**EXERCISE DESCRIPTION:** Copy each line below in which the string "image" appears.
*** MATERIAL FOR THIS TASK ***
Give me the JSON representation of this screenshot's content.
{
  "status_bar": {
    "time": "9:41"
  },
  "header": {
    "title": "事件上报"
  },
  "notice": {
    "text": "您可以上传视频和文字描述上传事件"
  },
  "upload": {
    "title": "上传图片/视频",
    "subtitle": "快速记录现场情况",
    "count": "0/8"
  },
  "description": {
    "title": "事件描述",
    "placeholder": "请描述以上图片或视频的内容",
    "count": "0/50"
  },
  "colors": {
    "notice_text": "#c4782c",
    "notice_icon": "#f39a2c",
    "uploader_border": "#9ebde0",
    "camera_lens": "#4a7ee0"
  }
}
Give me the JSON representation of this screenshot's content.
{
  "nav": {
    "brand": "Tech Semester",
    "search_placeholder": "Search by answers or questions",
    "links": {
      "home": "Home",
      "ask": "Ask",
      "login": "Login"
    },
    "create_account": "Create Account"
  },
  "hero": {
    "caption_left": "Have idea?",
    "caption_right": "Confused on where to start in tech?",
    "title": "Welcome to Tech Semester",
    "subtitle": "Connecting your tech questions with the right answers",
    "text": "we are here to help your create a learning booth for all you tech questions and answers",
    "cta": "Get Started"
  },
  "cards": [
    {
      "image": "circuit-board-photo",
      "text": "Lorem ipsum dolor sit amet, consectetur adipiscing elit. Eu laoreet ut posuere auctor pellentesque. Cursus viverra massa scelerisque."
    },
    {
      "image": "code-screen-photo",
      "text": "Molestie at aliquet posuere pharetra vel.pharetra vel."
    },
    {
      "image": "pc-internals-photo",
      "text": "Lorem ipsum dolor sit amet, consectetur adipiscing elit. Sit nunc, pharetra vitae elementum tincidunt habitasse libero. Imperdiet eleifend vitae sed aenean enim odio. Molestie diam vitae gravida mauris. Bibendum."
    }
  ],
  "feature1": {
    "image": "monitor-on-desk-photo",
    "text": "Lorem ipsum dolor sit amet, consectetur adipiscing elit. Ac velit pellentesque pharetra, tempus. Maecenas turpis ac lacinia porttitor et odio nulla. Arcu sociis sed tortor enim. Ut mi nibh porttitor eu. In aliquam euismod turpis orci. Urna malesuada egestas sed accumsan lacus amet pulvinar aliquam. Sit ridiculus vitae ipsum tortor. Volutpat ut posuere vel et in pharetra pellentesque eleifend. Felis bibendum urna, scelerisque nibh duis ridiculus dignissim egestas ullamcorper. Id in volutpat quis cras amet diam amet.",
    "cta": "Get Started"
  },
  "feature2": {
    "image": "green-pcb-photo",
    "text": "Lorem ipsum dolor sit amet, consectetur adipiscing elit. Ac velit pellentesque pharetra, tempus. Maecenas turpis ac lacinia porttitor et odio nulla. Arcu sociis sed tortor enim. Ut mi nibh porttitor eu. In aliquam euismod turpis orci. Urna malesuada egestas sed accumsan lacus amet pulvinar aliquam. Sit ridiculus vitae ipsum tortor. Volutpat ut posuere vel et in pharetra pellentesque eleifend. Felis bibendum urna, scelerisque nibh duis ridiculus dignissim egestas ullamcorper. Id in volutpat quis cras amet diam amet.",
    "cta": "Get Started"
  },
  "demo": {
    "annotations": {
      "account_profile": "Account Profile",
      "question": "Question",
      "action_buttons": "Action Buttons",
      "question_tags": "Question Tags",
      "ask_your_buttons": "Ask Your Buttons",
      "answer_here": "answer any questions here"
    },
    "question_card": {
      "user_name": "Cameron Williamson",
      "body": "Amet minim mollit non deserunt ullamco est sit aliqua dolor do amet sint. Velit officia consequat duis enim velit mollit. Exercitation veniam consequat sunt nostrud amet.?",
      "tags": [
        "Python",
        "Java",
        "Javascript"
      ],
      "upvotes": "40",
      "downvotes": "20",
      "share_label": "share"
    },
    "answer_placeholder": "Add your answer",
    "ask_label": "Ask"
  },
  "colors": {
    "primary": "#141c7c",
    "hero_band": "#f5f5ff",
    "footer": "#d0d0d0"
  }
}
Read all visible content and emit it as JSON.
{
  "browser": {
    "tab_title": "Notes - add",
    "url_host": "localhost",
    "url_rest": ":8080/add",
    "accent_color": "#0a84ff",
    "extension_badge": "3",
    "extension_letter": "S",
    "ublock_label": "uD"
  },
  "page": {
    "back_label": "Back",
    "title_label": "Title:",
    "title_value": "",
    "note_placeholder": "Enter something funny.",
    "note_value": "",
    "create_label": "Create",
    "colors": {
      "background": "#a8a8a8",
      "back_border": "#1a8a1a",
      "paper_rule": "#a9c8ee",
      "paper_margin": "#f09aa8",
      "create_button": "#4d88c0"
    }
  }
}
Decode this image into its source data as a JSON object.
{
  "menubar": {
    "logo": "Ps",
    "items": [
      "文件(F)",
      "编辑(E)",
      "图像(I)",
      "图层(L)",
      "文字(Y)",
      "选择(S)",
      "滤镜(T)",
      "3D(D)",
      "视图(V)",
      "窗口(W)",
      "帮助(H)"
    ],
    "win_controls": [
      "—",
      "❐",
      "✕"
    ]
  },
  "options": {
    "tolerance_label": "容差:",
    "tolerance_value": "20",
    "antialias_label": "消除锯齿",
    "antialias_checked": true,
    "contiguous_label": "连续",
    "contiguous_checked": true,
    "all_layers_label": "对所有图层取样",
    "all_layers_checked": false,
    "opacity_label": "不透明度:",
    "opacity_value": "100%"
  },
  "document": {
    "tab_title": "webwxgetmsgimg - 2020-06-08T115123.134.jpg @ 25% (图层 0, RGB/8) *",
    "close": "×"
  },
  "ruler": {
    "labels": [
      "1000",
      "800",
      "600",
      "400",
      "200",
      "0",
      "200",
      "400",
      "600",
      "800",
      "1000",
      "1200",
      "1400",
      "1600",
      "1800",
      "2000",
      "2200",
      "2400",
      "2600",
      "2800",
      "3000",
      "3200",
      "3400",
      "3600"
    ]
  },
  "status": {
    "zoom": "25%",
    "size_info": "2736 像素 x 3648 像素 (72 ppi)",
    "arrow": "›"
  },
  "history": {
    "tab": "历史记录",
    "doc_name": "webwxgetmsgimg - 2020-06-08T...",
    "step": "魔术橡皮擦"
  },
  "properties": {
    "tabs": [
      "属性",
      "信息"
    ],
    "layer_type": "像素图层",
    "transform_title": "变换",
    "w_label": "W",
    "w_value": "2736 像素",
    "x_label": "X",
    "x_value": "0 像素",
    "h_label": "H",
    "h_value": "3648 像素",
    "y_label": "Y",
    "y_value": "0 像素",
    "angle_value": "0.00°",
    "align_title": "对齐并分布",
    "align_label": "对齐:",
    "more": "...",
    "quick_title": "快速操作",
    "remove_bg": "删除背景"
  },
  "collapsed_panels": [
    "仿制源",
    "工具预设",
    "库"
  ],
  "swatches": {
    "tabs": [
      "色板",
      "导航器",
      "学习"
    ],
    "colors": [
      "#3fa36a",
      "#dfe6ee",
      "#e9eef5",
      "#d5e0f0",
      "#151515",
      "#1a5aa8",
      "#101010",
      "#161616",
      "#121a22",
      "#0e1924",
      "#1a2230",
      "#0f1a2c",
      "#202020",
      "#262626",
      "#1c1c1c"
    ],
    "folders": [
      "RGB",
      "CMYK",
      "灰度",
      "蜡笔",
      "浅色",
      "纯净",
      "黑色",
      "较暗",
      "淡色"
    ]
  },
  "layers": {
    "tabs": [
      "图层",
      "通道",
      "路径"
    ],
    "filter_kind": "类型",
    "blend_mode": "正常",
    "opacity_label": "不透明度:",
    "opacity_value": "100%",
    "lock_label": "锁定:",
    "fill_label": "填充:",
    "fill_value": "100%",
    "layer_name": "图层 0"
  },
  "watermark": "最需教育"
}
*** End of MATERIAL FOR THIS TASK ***
**RESPONSE:**
      "image": "circuit-board-photo",
      "image": "code-screen-photo",
      "image": "pc-internals-photo",
    "image": "monitor-on-desk-photo",
    "image": "green-pcb-photo",
Decode this image into its source data as a JSON object.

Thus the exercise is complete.